With few days to go, the University of Malawi (Unima) Council and management are yet to reach an agreement with the Chancellor College academic staff who are demanding a 40 percent salary increment.
Since the Chancellor College Academic Staff Union (Ccasu) gave their employer, University Council, 21 days ultimatum to effect the increment or go on industrial action, the two parties have been discussing but to no avail.
Ccasu president Symon Chiziwa said in an interview yesterday after meeting the council chairperson they have not concluded their discussions on the matter because they are not satisfied with the offers being given.
He said: “There have been offers and counter-offers, but the matter has not yet been concluded. We are still discussing the way forward to see how much can be taken to the academic members of staff. We have just been meeting the chairperson today but no conclusion has been made.”
The Ccasu president said his union will be meeting membership to seek their approval on the offers that have been given.
However, Chiziwa could not reveal how much had been offered to them, but sources indicate that they were given 36 percent increment which they turned down.
Said Chiziwa: “There have been a number of offers on the table apart from the 36 percent, but if we disclose them, we may compromise the integrity of our negotiations.

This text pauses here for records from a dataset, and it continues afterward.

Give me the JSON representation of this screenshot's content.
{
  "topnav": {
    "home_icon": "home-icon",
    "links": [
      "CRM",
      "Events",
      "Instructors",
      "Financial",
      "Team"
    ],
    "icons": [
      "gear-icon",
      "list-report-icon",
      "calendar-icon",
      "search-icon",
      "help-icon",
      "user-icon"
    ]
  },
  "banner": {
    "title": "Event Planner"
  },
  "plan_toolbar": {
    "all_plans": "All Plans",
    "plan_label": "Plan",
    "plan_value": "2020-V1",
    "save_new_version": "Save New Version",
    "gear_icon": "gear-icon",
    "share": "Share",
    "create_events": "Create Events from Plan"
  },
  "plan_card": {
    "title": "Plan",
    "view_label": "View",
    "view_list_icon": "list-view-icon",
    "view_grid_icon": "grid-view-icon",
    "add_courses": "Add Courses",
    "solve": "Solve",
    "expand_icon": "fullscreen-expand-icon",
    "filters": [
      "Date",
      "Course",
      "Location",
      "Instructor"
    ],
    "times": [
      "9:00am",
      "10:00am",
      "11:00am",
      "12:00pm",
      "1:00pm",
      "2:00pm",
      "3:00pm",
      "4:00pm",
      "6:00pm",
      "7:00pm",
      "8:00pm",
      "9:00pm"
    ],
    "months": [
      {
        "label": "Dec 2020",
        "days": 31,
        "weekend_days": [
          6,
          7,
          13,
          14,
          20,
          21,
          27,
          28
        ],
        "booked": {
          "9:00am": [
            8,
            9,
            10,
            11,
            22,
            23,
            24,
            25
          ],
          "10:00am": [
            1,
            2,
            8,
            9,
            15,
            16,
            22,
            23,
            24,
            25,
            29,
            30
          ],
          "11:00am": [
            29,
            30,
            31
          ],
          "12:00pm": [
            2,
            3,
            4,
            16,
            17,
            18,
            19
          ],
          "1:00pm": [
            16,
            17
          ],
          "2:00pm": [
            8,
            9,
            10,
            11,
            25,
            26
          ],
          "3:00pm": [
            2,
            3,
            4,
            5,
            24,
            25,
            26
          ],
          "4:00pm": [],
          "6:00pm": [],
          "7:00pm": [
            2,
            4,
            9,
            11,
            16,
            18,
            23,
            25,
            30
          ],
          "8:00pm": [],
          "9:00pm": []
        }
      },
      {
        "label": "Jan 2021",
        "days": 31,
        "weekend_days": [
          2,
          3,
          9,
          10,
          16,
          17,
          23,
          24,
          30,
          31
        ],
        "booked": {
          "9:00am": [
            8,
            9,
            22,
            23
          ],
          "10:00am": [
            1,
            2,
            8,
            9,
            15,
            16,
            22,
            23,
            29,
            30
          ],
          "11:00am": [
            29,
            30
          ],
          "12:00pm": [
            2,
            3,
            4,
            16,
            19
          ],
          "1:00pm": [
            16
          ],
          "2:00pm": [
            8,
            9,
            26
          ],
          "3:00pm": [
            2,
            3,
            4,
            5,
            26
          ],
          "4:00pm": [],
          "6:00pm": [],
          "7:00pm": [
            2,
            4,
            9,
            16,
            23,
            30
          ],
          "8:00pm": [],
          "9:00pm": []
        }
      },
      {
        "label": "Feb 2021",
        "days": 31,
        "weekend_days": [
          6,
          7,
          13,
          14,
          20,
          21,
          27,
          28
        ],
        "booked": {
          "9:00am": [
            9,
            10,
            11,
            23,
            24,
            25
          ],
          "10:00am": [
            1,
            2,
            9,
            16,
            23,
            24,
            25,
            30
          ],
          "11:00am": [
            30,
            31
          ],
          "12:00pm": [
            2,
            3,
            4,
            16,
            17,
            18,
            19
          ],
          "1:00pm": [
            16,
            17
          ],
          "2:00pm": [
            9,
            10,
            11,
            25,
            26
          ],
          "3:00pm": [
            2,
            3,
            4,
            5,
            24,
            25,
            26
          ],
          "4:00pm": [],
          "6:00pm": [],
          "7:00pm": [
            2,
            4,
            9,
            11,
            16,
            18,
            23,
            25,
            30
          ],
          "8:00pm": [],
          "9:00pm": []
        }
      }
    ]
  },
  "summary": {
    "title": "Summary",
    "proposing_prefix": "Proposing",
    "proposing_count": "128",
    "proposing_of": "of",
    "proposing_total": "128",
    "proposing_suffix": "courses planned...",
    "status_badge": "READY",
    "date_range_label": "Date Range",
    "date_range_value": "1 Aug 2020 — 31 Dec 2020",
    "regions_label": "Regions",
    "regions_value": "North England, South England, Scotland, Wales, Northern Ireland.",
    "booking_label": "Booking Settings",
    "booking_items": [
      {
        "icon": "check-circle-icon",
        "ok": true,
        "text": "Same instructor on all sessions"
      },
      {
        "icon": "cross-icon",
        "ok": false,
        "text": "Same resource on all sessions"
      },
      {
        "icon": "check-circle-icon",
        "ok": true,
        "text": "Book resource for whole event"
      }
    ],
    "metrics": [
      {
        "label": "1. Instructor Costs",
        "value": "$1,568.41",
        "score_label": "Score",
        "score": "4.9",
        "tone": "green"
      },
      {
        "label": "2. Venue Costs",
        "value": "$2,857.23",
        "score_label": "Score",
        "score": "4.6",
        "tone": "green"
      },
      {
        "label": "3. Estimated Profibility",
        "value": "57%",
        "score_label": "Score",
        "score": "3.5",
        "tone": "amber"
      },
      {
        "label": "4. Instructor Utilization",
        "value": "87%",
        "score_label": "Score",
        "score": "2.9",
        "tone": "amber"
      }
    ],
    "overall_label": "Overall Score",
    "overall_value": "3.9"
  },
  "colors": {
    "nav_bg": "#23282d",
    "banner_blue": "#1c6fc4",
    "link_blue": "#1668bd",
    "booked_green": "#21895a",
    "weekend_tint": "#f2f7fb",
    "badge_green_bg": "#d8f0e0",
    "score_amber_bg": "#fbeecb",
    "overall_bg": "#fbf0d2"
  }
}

The 36 percent is totally unofficial, we have differences in the modalities of implementation that is why we want to seek consensus from the membership because when we tabulate, it becomes 25 percent.”
Ccasu members held an emergency meeting on December 9 2014 where they maintained the 40 percent salary increase demand as an interim relief measure in view of the increasing cost of living.
And in its letter sent to the University Council dated December 11, 2014, Ccasu said it expects the Council in consultation with relevant stakeholders to, in the medium term, devise a mechanism that ensures that conditions of service and salaries (in particular) of academic members of staff are comparable to peers in the region and do not erode owing to devaluation and inflationary pressures.
Minister of Finance, Economic Planning and Development Goodall Gondwe is on record as having said that government has no money to meet the numerous pay hike demands from public service employees.
When government bowed down to pressure from civil servants in the mainstream, the wage bill and national budget was bloated by K10 billion (US$19 417 476). Currently, there are pay hike demands from the Judiciary support staff, Parliament secretariat staff, the Anti-Corruption Bureau, among others.